In addition to commending William & Mary for its attention to preventative health measures like mask wearing and physical distancing, Fauci highlighted the role of higher education in the prevention of future pandemics by training a vast group of professionals who work together in fighting and preventing pandemics.

Fauci said that group goes beyond physicians, scientists and public health officials to also include environmental health professionals, veterinarians and people who study the animal-human interface.

Fauci has seen many people come together to help fight COVID-19. There’s still work to be done, however.
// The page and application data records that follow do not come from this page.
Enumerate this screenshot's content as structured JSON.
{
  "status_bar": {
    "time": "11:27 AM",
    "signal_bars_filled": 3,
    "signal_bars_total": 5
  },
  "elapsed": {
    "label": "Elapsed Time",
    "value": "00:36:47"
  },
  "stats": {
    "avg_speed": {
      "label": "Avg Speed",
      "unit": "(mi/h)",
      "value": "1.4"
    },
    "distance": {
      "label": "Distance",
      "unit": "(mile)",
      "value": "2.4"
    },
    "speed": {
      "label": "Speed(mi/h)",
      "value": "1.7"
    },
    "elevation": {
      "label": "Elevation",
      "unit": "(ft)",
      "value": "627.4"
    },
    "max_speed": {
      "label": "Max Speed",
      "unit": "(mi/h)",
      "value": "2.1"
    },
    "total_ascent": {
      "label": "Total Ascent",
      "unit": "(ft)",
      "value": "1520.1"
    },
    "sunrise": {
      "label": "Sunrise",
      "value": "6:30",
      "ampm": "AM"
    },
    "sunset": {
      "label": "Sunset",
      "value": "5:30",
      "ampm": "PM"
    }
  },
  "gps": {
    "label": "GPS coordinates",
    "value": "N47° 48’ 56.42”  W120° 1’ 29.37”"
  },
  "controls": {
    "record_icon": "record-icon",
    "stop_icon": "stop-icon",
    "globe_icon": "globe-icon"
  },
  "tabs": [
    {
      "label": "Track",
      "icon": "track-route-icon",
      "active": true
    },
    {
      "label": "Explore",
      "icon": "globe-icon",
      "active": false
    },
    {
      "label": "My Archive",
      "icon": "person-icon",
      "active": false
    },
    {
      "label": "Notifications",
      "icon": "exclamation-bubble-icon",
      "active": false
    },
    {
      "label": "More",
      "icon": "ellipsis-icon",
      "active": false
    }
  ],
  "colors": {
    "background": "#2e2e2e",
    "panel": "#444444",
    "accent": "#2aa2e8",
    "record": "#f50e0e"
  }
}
“Where I would like to see it be is we have this outbreak under control and it is no longer the threat that it is,” Fauci said. “I believe we’re going to get there within this calendar year in the United States, but the problem is a global pandemic requires a global response.

“So it’s a two-phased thing: Get it under control in the United States and be an important part of the effort to control it globally.”

Fauci himself was a product of a liberal arts and sciences education from the College of Holy Cross, from which he graduated with a Bachelor of Arts in classical studies with a pre-med track before making his way to medical school at Cornell University.

“I think [my degree] prepared me as much, if not more than my scientific training, to be honest with you,” Fauci said. “That sounds somewhat paradoxical, but it’s true.

“I think understanding civilizations, understanding mankind, understanding a variety of aspects about the humanities was as important as the biology that got me to be able to do science, because of understanding the complexity of issues that go into outbreaks, about how humanity responds to outbreaks.”